Both Mnuchin and Neal have said they think the dispute will be decided in the courts. Neal told reporters hours before Mnuchin sent his letter that Democrats “will likely proceed to court as quickly as next week."

In a statement issued after Mnuchin rejected the subpoena, Neal said he is "consulting with counsel on how best to enforce the subpoenas moving forward.”

Neal last week issued subpoenas for six years of Trump's personal and business tax returns — 2013 to 2018 — after Mnuchin rejected the chairman’s request for the documents under a statute that states that the Treasury Secretary “shall furnish” tax returns requested by the chairpeople of congress’s tax-writing committees, so long as information associated with any specific taxpayers is reviewed in a closed session.

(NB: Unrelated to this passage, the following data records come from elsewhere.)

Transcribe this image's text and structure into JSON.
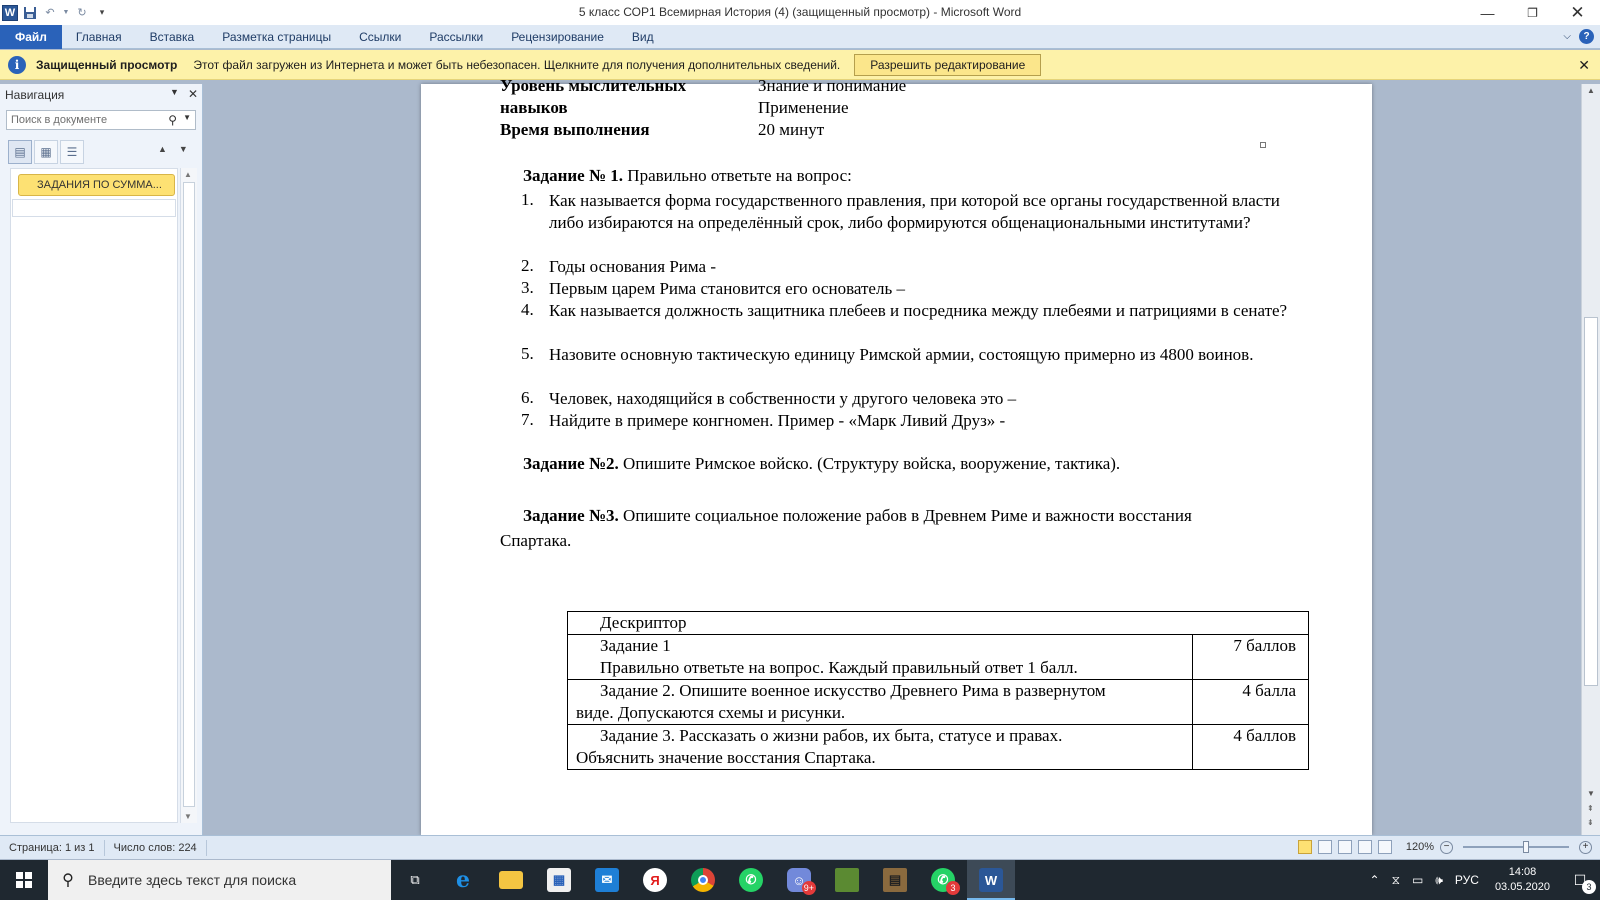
{
  "window": {
    "title": "5 класс СОР1 Всемирная История (4) (защищенный просмотр)  -  Microsoft Word",
    "logo_letter": "W"
  },
  "ribbon": {
    "tabs": [
      "Файл",
      "Главная",
      "Вставка",
      "Разметка страницы",
      "Ссылки",
      "Рассылки",
      "Рецензирование",
      "Вид"
    ]
  },
  "protected_bar": {
    "title": "Защищенный просмотр",
    "message": "Этот файл загружен из Интернета и может быть небезопасен. Щелкните для получения дополнительных сведений.",
    "button": "Разрешить редактирование"
  },
  "navigation": {
    "title": "Навигация",
    "search_placeholder": "Поиск в документе",
    "heading_item": "ЗАДАНИЯ ПО СУММА..."
  },
  "document": {
    "skill_label_1": "Уровень мыслительных",
    "skill_label_2": "навыков",
    "skill_value_1": "Знание и понимание",
    "skill_value_2": "Применение",
    "time_label": "Время выполнения",
    "time_value": "20 минут",
    "task1": {
      "label": "Задание № 1.",
      "text": " Правильно ответьте на вопрос:",
      "questions": [
        {
          "num": "1.",
          "text": "Как называется форма государственного правления, при которой все органы государственной власти либо избираются на определённый срок, либо формируются общенациональными институтами?"
        },
        {
          "num": "2.",
          "text": "Годы основания Рима  -"
        },
        {
          "num": "3.",
          "text": "Первым царем Рима становится его основатель –"
        },
        {
          "num": "4.",
          "text": "Как называется должность  защитника плебеев и посредника между плебеями и патрициями  в сенате?"
        },
        {
          "num": "5.",
          "text": "Назовите основную тактическую  единицу Римской армии, состоящую примерно из 4800 воинов."
        },
        {
          "num": "6.",
          "text": "Человек, находящийся в собственности  у другого человека это –"
        },
        {
          "num": "7.",
          "text": "Найдите в примере конгномен. Пример -  «Марк Ливий Друз» -"
        }
      ]
    },
    "task2": {
      "label": "Задание №2.",
      "text": "  Опишите  Римское войско.  (Структуру войска, вооружение, тактика)."
    },
    "task3": {
      "label": "Задание №3.",
      "text": "  Опишите социальное положение рабов в Древнем Риме и важности восстания",
      "text_cont": "Спартака."
    },
    "table": {
      "header": "Дескриптор",
      "rows": [
        {
          "line1": "Задание 1",
          "line2": "Правильно ответьте на вопрос. Каждый правильный ответ 1 балл.",
          "points": "7 баллов"
        },
        {
          "line1": "Задание 2.   Опишите военное искусство Древнего Рима в развернутом",
          "line2": "виде. Допускаются  схемы и рисунки.",
          "points": "4 балла"
        },
        {
          "line1": "Задание 3.  Рассказать  о жизни рабов, их быта, статусе  и правах.",
          "line2": "Объяснить значение восстания Спартака.",
          "points": "4 баллов"
        }
      ]
    }
  },
  "statusbar": {
    "page": "Страница: 1 из 1",
    "words": "Число слов: 224",
    "zoom": "120%"
  },
  "taskbar": {
    "search_placeholder": "Введите здесь текст для поиска",
    "discord_badge": "9+",
    "whatsapp_badge": "3",
    "lang": "РУС",
    "time": "14:08",
    "date": "03.05.2020",
    "notif_count": "3"
  }
}
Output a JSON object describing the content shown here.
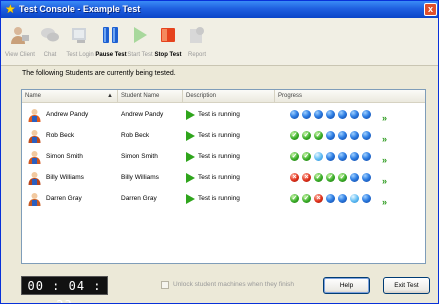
{
  "window": {
    "title": "Test Console - Example Test",
    "close_glyph": "x"
  },
  "toolbar": {
    "buttons": [
      {
        "label": "View Client",
        "icon": "view-client-icon",
        "enabled": false
      },
      {
        "label": "Chat",
        "icon": "chat-icon",
        "enabled": false
      },
      {
        "label": "Test Login",
        "icon": "test-login-icon",
        "enabled": false
      },
      {
        "label": "Pause Test",
        "icon": "pause-test-icon",
        "enabled": true
      },
      {
        "label": "Start Test",
        "icon": "start-test-icon",
        "enabled": false
      },
      {
        "label": "Stop Test",
        "icon": "stop-test-icon",
        "enabled": true
      },
      {
        "label": "Report",
        "icon": "report-icon",
        "enabled": false
      }
    ]
  },
  "message": "The following Students are currently being tested.",
  "table": {
    "columns": [
      "Name",
      "Student Name",
      "Description",
      "Progress"
    ],
    "rows": [
      {
        "name": "Andrew Pandy",
        "student_name": "Andrew Pandy",
        "description": "Test is running",
        "progress": [
          "blue",
          "blue",
          "blue",
          "blue",
          "blue",
          "blue",
          "blue"
        ]
      },
      {
        "name": "Rob Beck",
        "student_name": "Rob Beck",
        "description": "Test is running",
        "progress": [
          "green",
          "green",
          "green",
          "blue",
          "blue",
          "blue",
          "blue"
        ]
      },
      {
        "name": "Simon Smith",
        "student_name": "Simon Smith",
        "description": "Test is running",
        "progress": [
          "green",
          "green",
          "lightblue",
          "blue",
          "blue",
          "blue",
          "blue"
        ]
      },
      {
        "name": "Billy Williams",
        "student_name": "Billy Williams",
        "description": "Test is running",
        "progress": [
          "red",
          "red",
          "green",
          "green",
          "green",
          "blue",
          "blue"
        ]
      },
      {
        "name": "Darren Gray",
        "student_name": "Darren Gray",
        "description": "Test is running",
        "progress": [
          "green",
          "green",
          "red",
          "blue",
          "blue",
          "lightblue",
          "blue"
        ]
      }
    ]
  },
  "status": {
    "timer": "00 : 04 : 23",
    "unlock_label": "Unlock student machines when they finish",
    "unlock_checked": false
  },
  "buttons": {
    "help": "Help",
    "exit": "Exit Test"
  },
  "colors": {
    "titlebar": "#1f5fe0",
    "run_icon": "#2fa51c",
    "chevron": "#2a9a1c"
  }
}
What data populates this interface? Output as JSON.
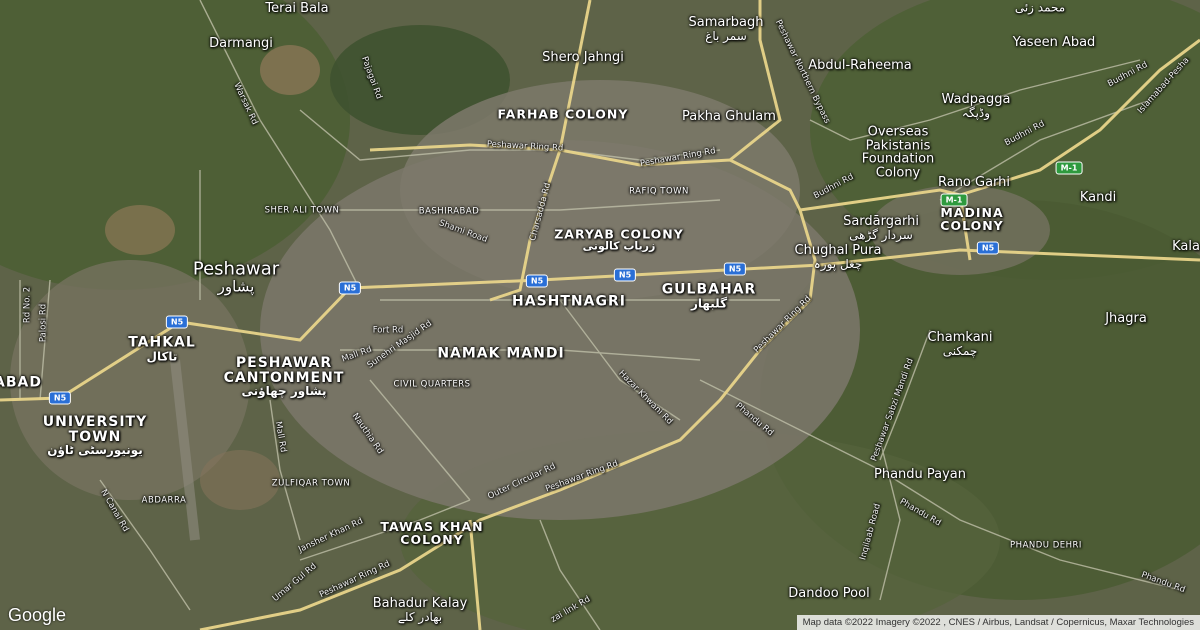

Mnuchin and IRS Commissioner Charles Rettig had been given a deadline of 5 p.m. on Friday to produce the tax returns sought in the subpoenas.

Neal said in Friday's statement that the subpoenas should not have been needed in the first place because Treasury should have complied with his earlier requests.
 
"The law provides clear statutory authority for the Chair of the Ways and Means Committee to request and receive access to tax returns and return information," he said. "The law, by its terms, does not allow for discretion as to whether to comply with a request for tax returns and return information."

Democrats argue that the documents are needed for a legitimate legislative purpose.

Neal stated in his initial request for the tax returns that the Ways and Means Committee is conducting oversight and is considering legislative proposals relating to how the IRS audits presidents. But Mnuchin argued in a previous letter that Democrats’ main goal is to expose a political rival’s tax returns.

In his letter Friday, Mnuchin said that Treasury remains committed to providing the Ways and Means Committee with more information about the IRS's process for conducting mandatory audits of presidents.

Some Democrats and liberal groups want Congress take action to hold Mnuchin in contempt while also pursuing legal action in the courts.

“It is unconscionable for our country to have a Treasury Secretary who repeatedly shows us that he will continue to obstruct justice at every turn in order to do Trump’s bidding. Neither Mnuchin nor Donald Trump is above the law," Tax March Executive Director Maura Quint said in a statement after Mnuchin announced he was defying the subpoena.

Rep. Lloyd DoggettLloyd Alton DoggettProgressive lawmakers want Pelosi to postpone vote on T relief package Donald Trump is proposing attacks on Social Security and seniors; here is what we should do instead Democrats offer bill to undo business tax provisions in coronavirus law MORE (D-Texas), a senior member of the Ways and Means Committee, said in a statement Friday that "Congress shrinks its own power if it does not deploy its most credible remedy—inherent contempt.”

If Congress uses its inherent contempt powers, it could detain or fine administration officials who don't comply with their subpoenas.

But Neal told reporters Friday that he sees legal action as preferable to taking steps like a contempt vote.

"I think that the better option for us is to proceed with a court case," he said.

--Updated at 5:21 p.m.